▸ Problem details
An exact copy of every record, with no pictures, please.

▸ Stored data
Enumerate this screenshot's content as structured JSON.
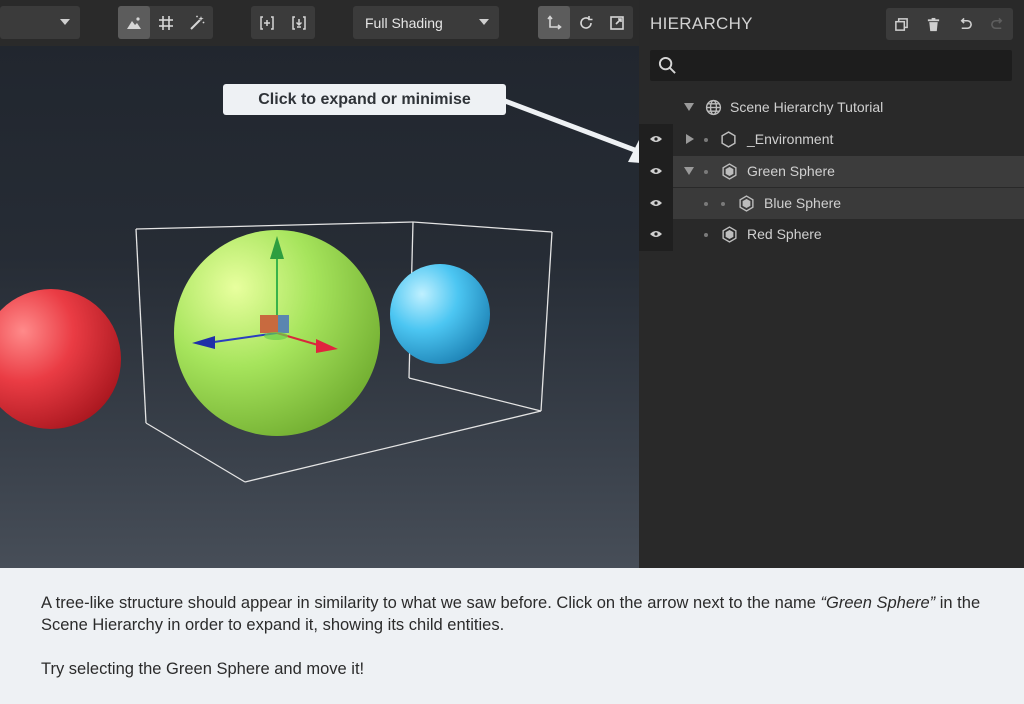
{
  "toolbar": {
    "camera_dropdown": "",
    "shading_dropdown": "Full Shading"
  },
  "callout": {
    "text": "Click to expand or minimise"
  },
  "hierarchy": {
    "title": "HIERARCHY",
    "search_placeholder": "",
    "items": [
      {
        "label": "Scene Hierarchy Tutorial"
      },
      {
        "label": "_Environment"
      },
      {
        "label": "Green Sphere"
      },
      {
        "label": "Blue Sphere"
      },
      {
        "label": "Red Sphere"
      }
    ]
  },
  "instructions": {
    "p1_before": "A tree-like structure should appear in similarity to what we saw before. Click on the arrow next to the name ",
    "p1_em": "“Green Sphere”",
    "p1_after": " in the Scene Hierarchy in order to expand it, showing its child entities.",
    "p2": "Try selecting the Green Sphere and move it!"
  },
  "colors": {
    "green_sphere": "#a3e35a",
    "blue_sphere": "#4cc6f2",
    "red_sphere": "#e8383f"
  }
}
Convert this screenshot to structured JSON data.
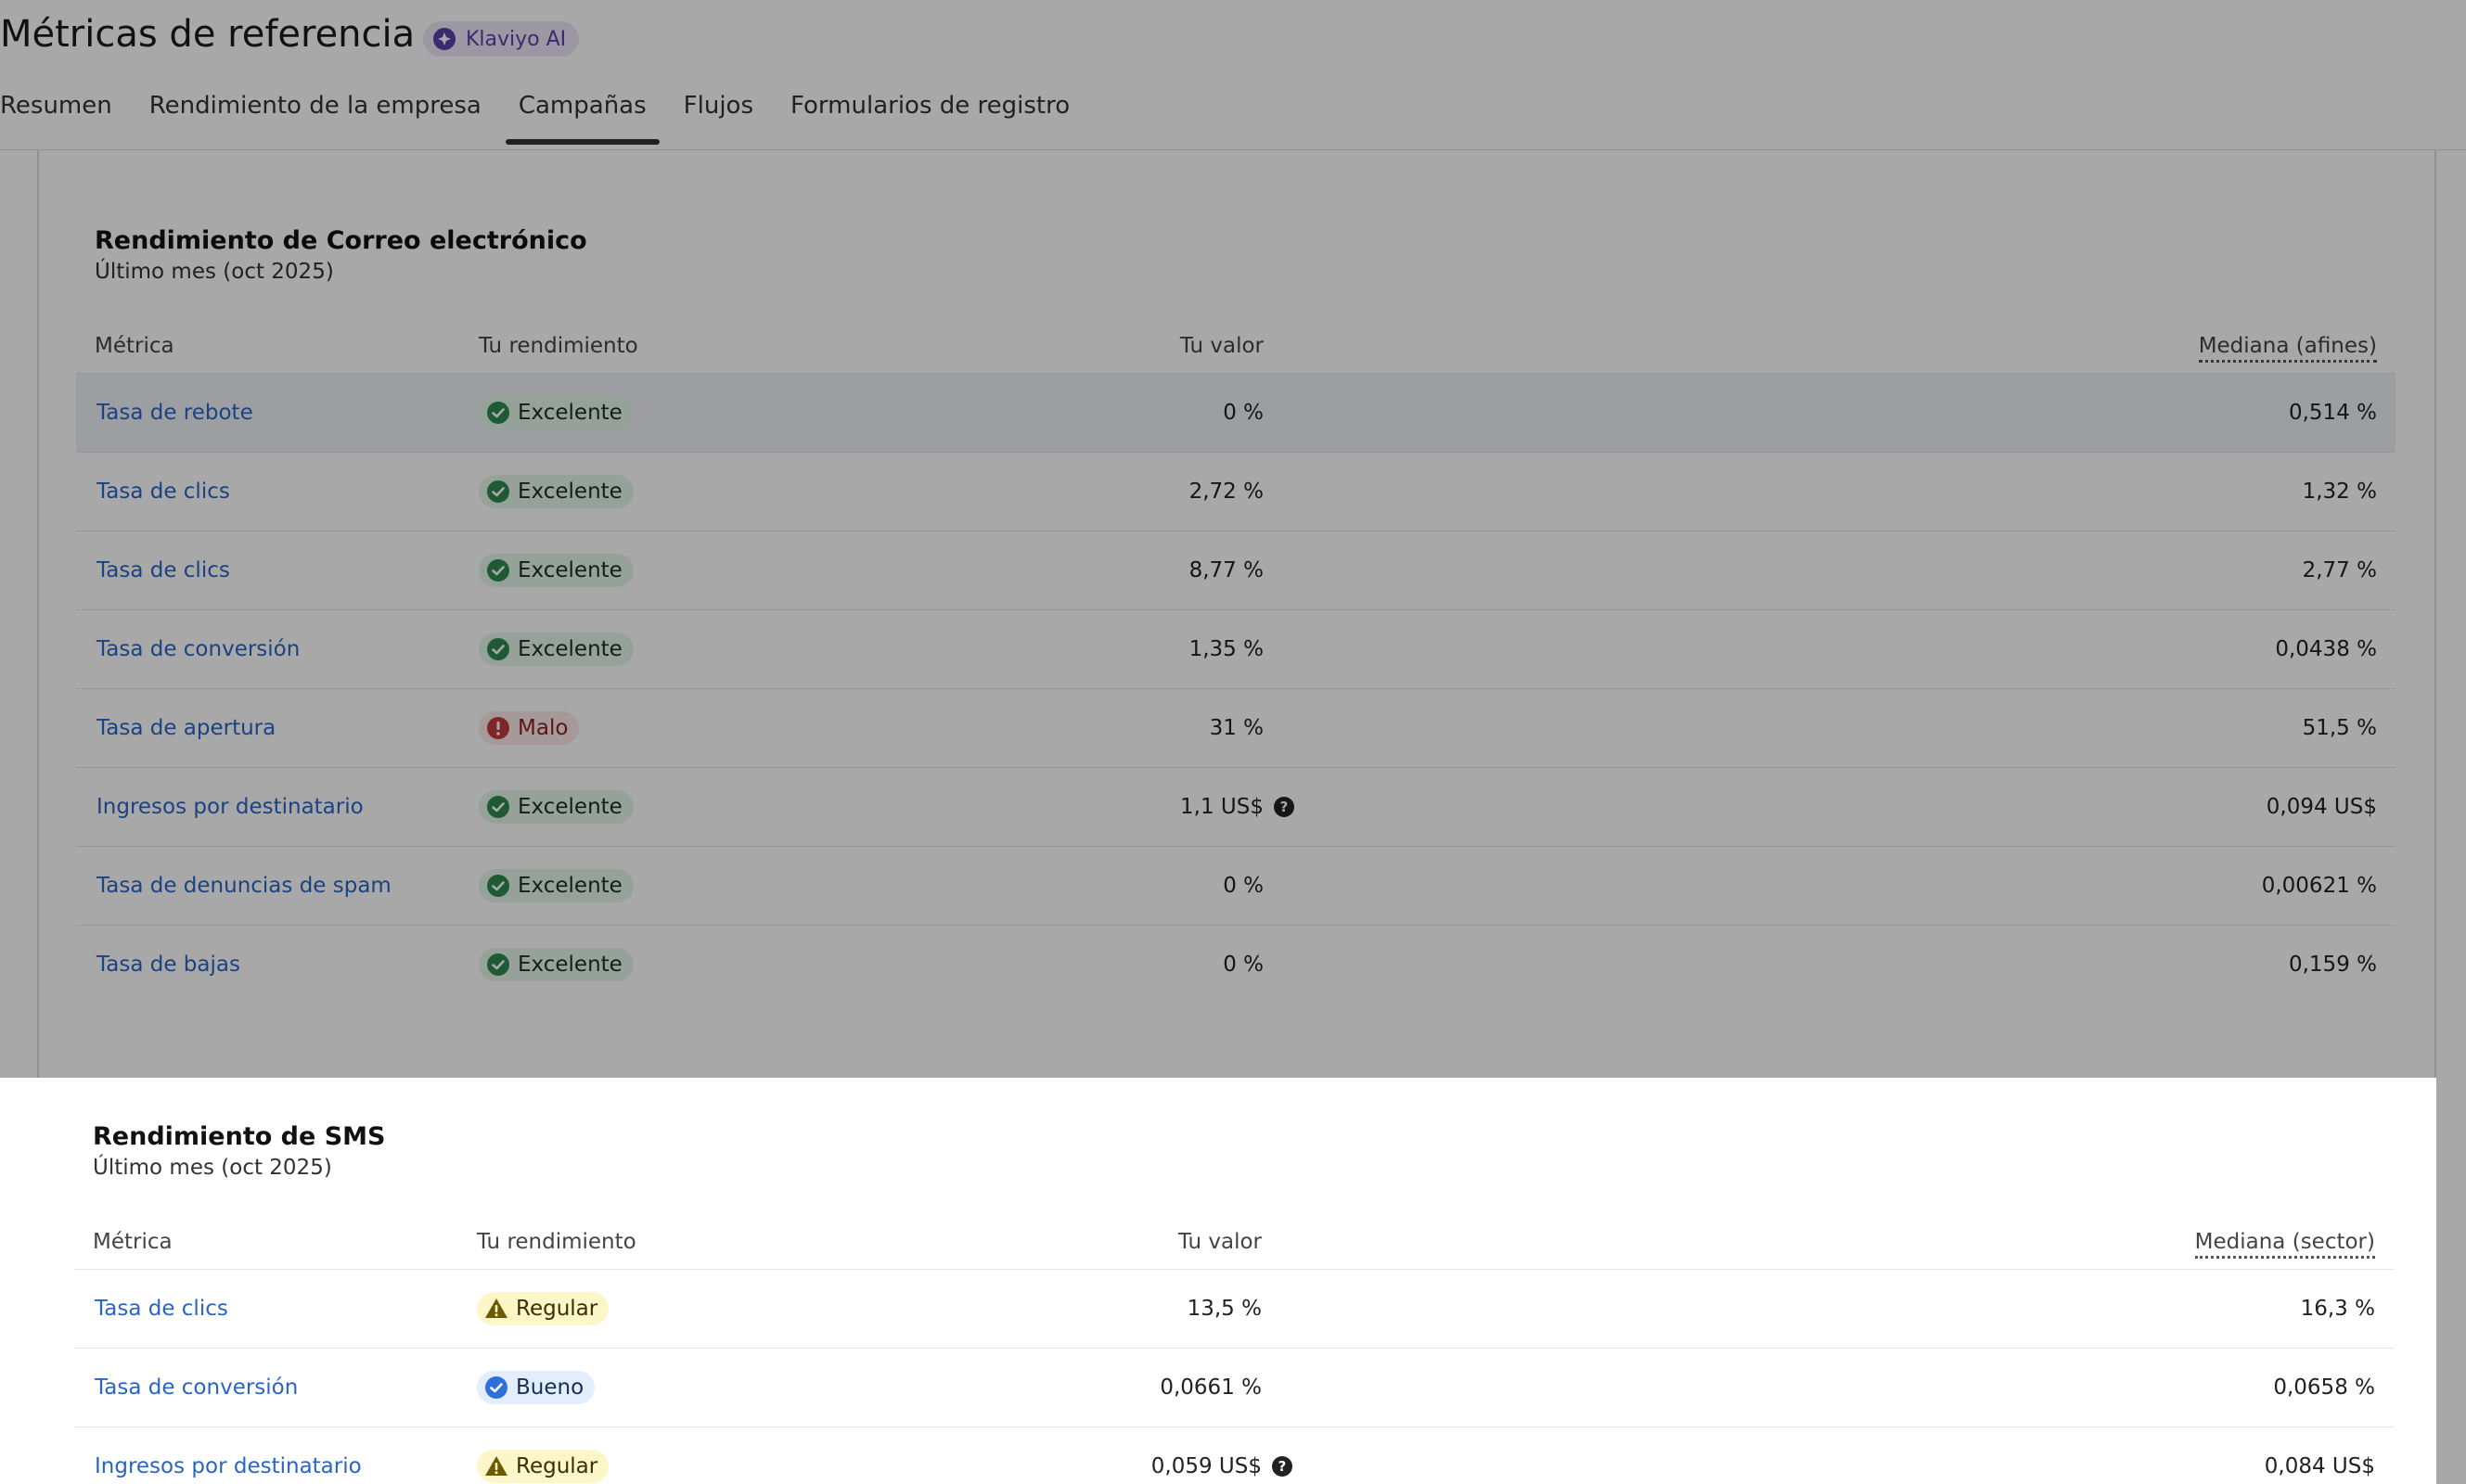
{
  "header": {
    "title": "Métricas de referencia",
    "ai_badge": "Klaviyo AI"
  },
  "tabs": [
    {
      "label": "Resumen",
      "active": false
    },
    {
      "label": "Rendimiento de la empresa",
      "active": false
    },
    {
      "label": "Campañas",
      "active": true
    },
    {
      "label": "Flujos",
      "active": false
    },
    {
      "label": "Formularios de registro",
      "active": false
    }
  ],
  "colors": {
    "link": "#2a64c5",
    "excelente": "#2e8b4f",
    "malo": "#c43a3a",
    "regular": "#7a6300",
    "bueno": "#2f6fdc"
  },
  "email": {
    "title": "Rendimiento de Correo electrónico",
    "subtitle": "Último mes (oct 2025)",
    "headers": {
      "metric": "Métrica",
      "perf": "Tu rendimiento",
      "value": "Tu valor",
      "median": "Mediana (afines)"
    },
    "rows": [
      {
        "metric": "Tasa de rebote",
        "status": "Excelente",
        "value": "0 %",
        "median": "0,514 %"
      },
      {
        "metric": "Tasa de clics",
        "status": "Excelente",
        "value": "2,72 %",
        "median": "1,32 %"
      },
      {
        "metric": "Tasa de clics",
        "status": "Excelente",
        "value": "8,77 %",
        "median": "2,77 %"
      },
      {
        "metric": "Tasa de conversión",
        "status": "Excelente",
        "value": "1,35 %",
        "median": "0,0438 %"
      },
      {
        "metric": "Tasa de apertura",
        "status": "Malo",
        "value": "31 %",
        "median": "51,5 %"
      },
      {
        "metric": "Ingresos por destinatario",
        "status": "Excelente",
        "value": "1,1 US$",
        "median": "0,094 US$"
      },
      {
        "metric": "Tasa de denuncias de spam",
        "status": "Excelente",
        "value": "0 %",
        "median": "0,00621 %"
      },
      {
        "metric": "Tasa de bajas",
        "status": "Excelente",
        "value": "0 %",
        "median": "0,159 %"
      }
    ]
  },
  "sms": {
    "title": "Rendimiento de SMS",
    "subtitle": "Último mes (oct 2025)",
    "headers": {
      "metric": "Métrica",
      "perf": "Tu rendimiento",
      "value": "Tu valor",
      "median": "Mediana (sector)"
    },
    "rows": [
      {
        "metric": "Tasa de clics",
        "status": "Regular",
        "value": "13,5 %",
        "median": "16,3 %"
      },
      {
        "metric": "Tasa de conversión",
        "status": "Bueno",
        "value": "0,0661 %",
        "median": "0,0658 %"
      },
      {
        "metric": "Ingresos por destinatario",
        "status": "Regular",
        "value": "0,059 US$",
        "median": "0,084 US$"
      }
    ]
  }
}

▸ Expected answer
Enumerate this screenshot's content as structured JSON.
{
  "toolbar": {
    "camera_dropdown": "",
    "shading_dropdown": "Full Shading"
  },
  "callout": {
    "text": "Click to expand or minimise"
  },
  "hierarchy": {
    "title": "HIERARCHY",
    "search_placeholder": "",
    "items": [
      {
        "label": "Scene Hierarchy Tutorial"
      },
      {
        "label": "_Environment"
      },
      {
        "label": "Green Sphere"
      },
      {
        "label": "Blue Sphere"
      },
      {
        "label": "Red Sphere"
      }
    ]
  },
  "instructions": {
    "p1_before": "A tree-like structure should appear in similarity to what we saw before. Click on the arrow next to the name ",
    "p1_em": "“Green Sphere”",
    "p1_after": " in the Scene Hierarchy in order to expand it, showing its child entities.",
    "p2": "Try selecting the Green Sphere and move it!"
  },
  "colors": {
    "green_sphere": "#a3e35a",
    "blue_sphere": "#4cc6f2",
    "red_sphere": "#e8383f"
  }
}
Convert this screenshot to structured JSON data.
{
  "header": {
    "title": "Métricas de referencia",
    "ai_badge": "Klaviyo AI"
  },
  "tabs": [
    {
      "label": "Resumen",
      "active": false
    },
    {
      "label": "Rendimiento de la empresa",
      "active": false
    },
    {
      "label": "Campañas",
      "active": true
    },
    {
      "label": "Flujos",
      "active": false
    },
    {
      "label": "Formularios de registro",
      "active": false
    }
  ],
  "colors": {
    "link": "#2a64c5",
    "excelente": "#2e8b4f",
    "malo": "#c43a3a",
    "regular": "#7a6300",
    "bueno": "#2f6fdc"
  },
  "email": {
    "title": "Rendimiento de Correo electrónico",
    "subtitle": "Último mes (oct 2025)",
    "headers": {
      "metric": "Métrica",
      "perf": "Tu rendimiento",
      "value": "Tu valor",
      "median": "Mediana (afines)"
    },
    "rows": [
      {
        "metric": "Tasa de rebote",
        "status": "Excelente",
        "value": "0 %",
        "median": "0,514 %"
      },
      {
        "metric": "Tasa de clics",
        "status": "Excelente",
        "value": "2,72 %",
        "median": "1,32 %"
      },
      {
        "metric": "Tasa de clics",
        "status": "Excelente",
        "value": "8,77 %",
        "median": "2,77 %"
      },
      {
        "metric": "Tasa de conversión",
        "status": "Excelente",
        "value": "1,35 %",
        "median": "0,0438 %"
      },
      {
        "metric": "Tasa de apertura",
        "status": "Malo",
        "value": "31 %",
        "median": "51,5 %"
      },
      {
        "metric": "Ingresos por destinatario",
        "status": "Excelente",
        "value": "1,1 US$",
        "median": "0,094 US$"
      },
      {
        "metric": "Tasa de denuncias de spam",
        "status": "Excelente",
        "value": "0 %",
        "median": "0,00621 %"
      },
      {
        "metric": "Tasa de bajas",
        "status": "Excelente",
        "value": "0 %",
        "median": "0,159 %"
      }
    ]
  },
  "sms": {
    "title": "Rendimiento de SMS",
    "subtitle": "Último mes (oct 2025)",
    "headers": {
      "metric": "Métrica",
      "perf": "Tu rendimiento",
      "value": "Tu valor",
      "median": "Mediana (sector)"
    },
    "rows": [
      {
        "metric": "Tasa de clics",
        "status": "Regular",
        "value": "13,5 %",
        "median": "16,3 %"
      },
      {
        "metric": "Tasa de conversión",
        "status": "Bueno",
        "value": "0,0661 %",
        "median": "0,0658 %"
      },
      {
        "metric": "Ingresos por destinatario",
        "status": "Regular",
        "value": "0,059 US$",
        "median": "0,084 US$"
      }
    ]
  }
}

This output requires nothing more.